This will be the last time the sounds of Rolling Thunder's motorcycles will echo throughout the country's highways on the way to Washington, D.C., as the organization has decided to end its 32-year annual Memorial Day weekend Ride for Freedom.
Since the veterans advocacy group's beginnings in 1987, Rolling Thunder's mission has been to highlight the lack of government accountability for service members who have been prisoners of war (POW) and missing in action (MIA).
Once in the nation's capital, the riders form a slow motorcycle procession from the Pentagon parking lot, across the Memorial Bridge and to the Vietnam Veterans Memorial wall.
The founders of Rolling Thunder, Artie Muller and Ray Manzo, planned the first gathering in Washington during Memorial Day weekend of 1988. They reached out to fellow veterans, their families and advocates, enlisting help to get their voices heard through a demonstration in the nation's capital.
Their arrival was announced by the roar of their motorcycles, a sound that members compare to the 1965 bombing campaign against North Vietnam dubbed Operation Rolling Thunder.
About 1,500 riders from across the country converged in Washington in 1988, and the annual event has attracted an estimated 900,000 participants over the more than 30 years, including veterans from recent wars, according to the group.
Vietnam veteran Rick Grimes began participating in the Ride for Freedom in the late 1990s, when he lived in nearby Alexandria, Va. He described the diverse participants the event attracts, including “physicians, lawyers and dentists riding alongside people who come out of all the body shops, really tough guys from the biker clubs who show up and they are all leathered up, and it's just a very fascinating event."
"It's a thrill to be able to ride with all these folks. Many of them spend all year long preparing their bikes,” Grimes said.

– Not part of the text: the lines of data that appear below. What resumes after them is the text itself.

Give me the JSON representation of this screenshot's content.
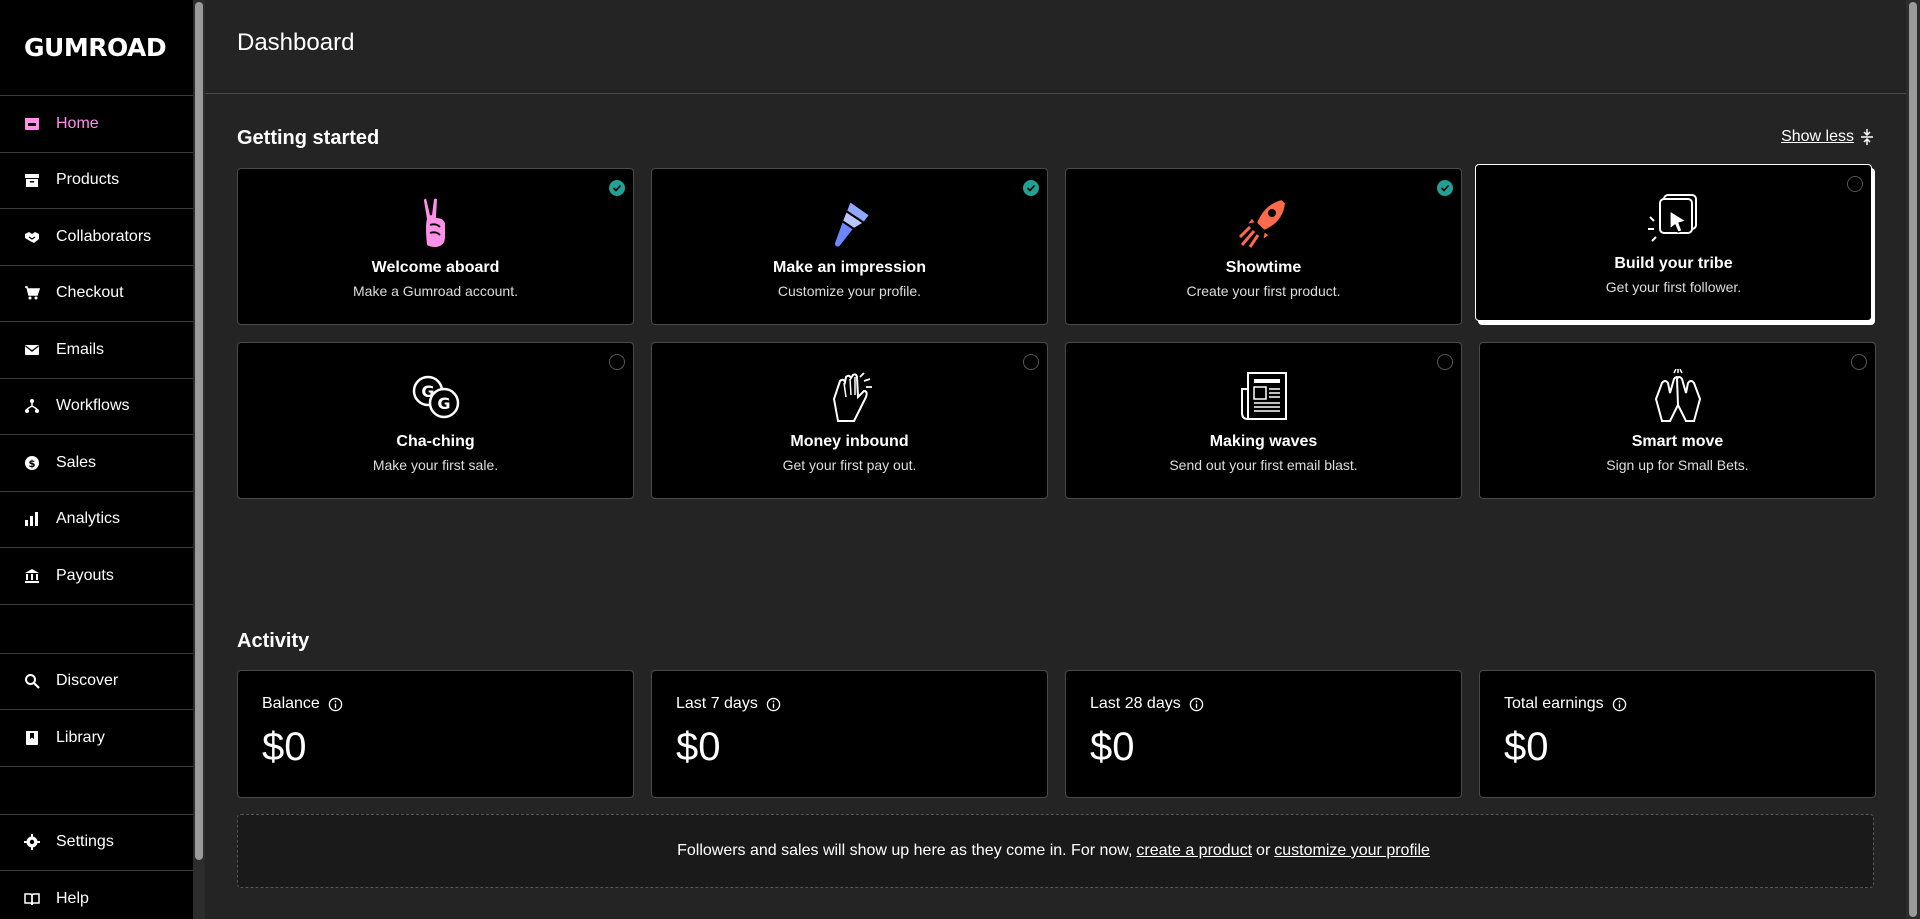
{
  "brand": {
    "logo_text": "GUMROAD"
  },
  "sidebar": {
    "items": [
      {
        "label": "Home",
        "icon": "home-icon"
      },
      {
        "label": "Products",
        "icon": "archive-icon"
      },
      {
        "label": "Collaborators",
        "icon": "handshake-icon"
      },
      {
        "label": "Checkout",
        "icon": "cart-icon"
      },
      {
        "label": "Emails",
        "icon": "envelope-icon"
      },
      {
        "label": "Workflows",
        "icon": "workflow-icon"
      },
      {
        "label": "Sales",
        "icon": "dollar-circle-icon"
      },
      {
        "label": "Analytics",
        "icon": "bar-chart-icon"
      },
      {
        "label": "Payouts",
        "icon": "bank-icon"
      }
    ],
    "secondary": [
      {
        "label": "Discover",
        "icon": "search-icon"
      },
      {
        "label": "Library",
        "icon": "bookmark-icon"
      }
    ],
    "bottom": [
      {
        "label": "Settings",
        "icon": "gear-icon"
      },
      {
        "label": "Help",
        "icon": "book-icon"
      }
    ],
    "active_color": "#ff90e8"
  },
  "header": {
    "title": "Dashboard"
  },
  "getting_started": {
    "title": "Getting started",
    "toggle_label": "Show less",
    "cards": [
      {
        "title": "Welcome aboard",
        "subtitle": "Make a Gumroad account.",
        "completed": true,
        "icon": "peace-hand-icon"
      },
      {
        "title": "Make an impression",
        "subtitle": "Customize your profile.",
        "completed": true,
        "icon": "paintbrush-icon"
      },
      {
        "title": "Showtime",
        "subtitle": "Create your first product.",
        "completed": true,
        "icon": "rocket-icon"
      },
      {
        "title": "Build your tribe",
        "subtitle": "Get your first follower.",
        "completed": false,
        "icon": "cursor-sparkle-icon"
      },
      {
        "title": "Cha-ching",
        "subtitle": "Make your first sale.",
        "completed": false,
        "icon": "coins-icon"
      },
      {
        "title": "Money inbound",
        "subtitle": "Get your first pay out.",
        "completed": false,
        "icon": "clapping-hands-icon"
      },
      {
        "title": "Making waves",
        "subtitle": "Send out your first email blast.",
        "completed": false,
        "icon": "newspaper-icon"
      },
      {
        "title": "Smart move",
        "subtitle": "Sign up for Small Bets.",
        "completed": false,
        "icon": "raised-hands-icon"
      }
    ]
  },
  "activity": {
    "title": "Activity",
    "stats": [
      {
        "label": "Balance",
        "value": "$0"
      },
      {
        "label": "Last 7 days",
        "value": "$0"
      },
      {
        "label": "Last 28 days",
        "value": "$0"
      },
      {
        "label": "Total earnings",
        "value": "$0"
      }
    ],
    "notice": {
      "prefix": "Followers and sales will show up here as they come in. For now,",
      "link1": "create a product",
      "middle": "or",
      "link2": "customize your profile"
    }
  },
  "colors": {
    "accent": "#ff90e8",
    "check": "#23a094",
    "rocket": "#ff6a4a",
    "brush": "#90a8ff"
  }
}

He recalled a year when a Marine sniper who served in Afghanistan attended the ride just after receiving his artificial legs and was able to ride on the back of a trike motorcycle. When people saw him, police escorted the man to the very front of all the bikers. The organizers gathered around him and thanked him for his service.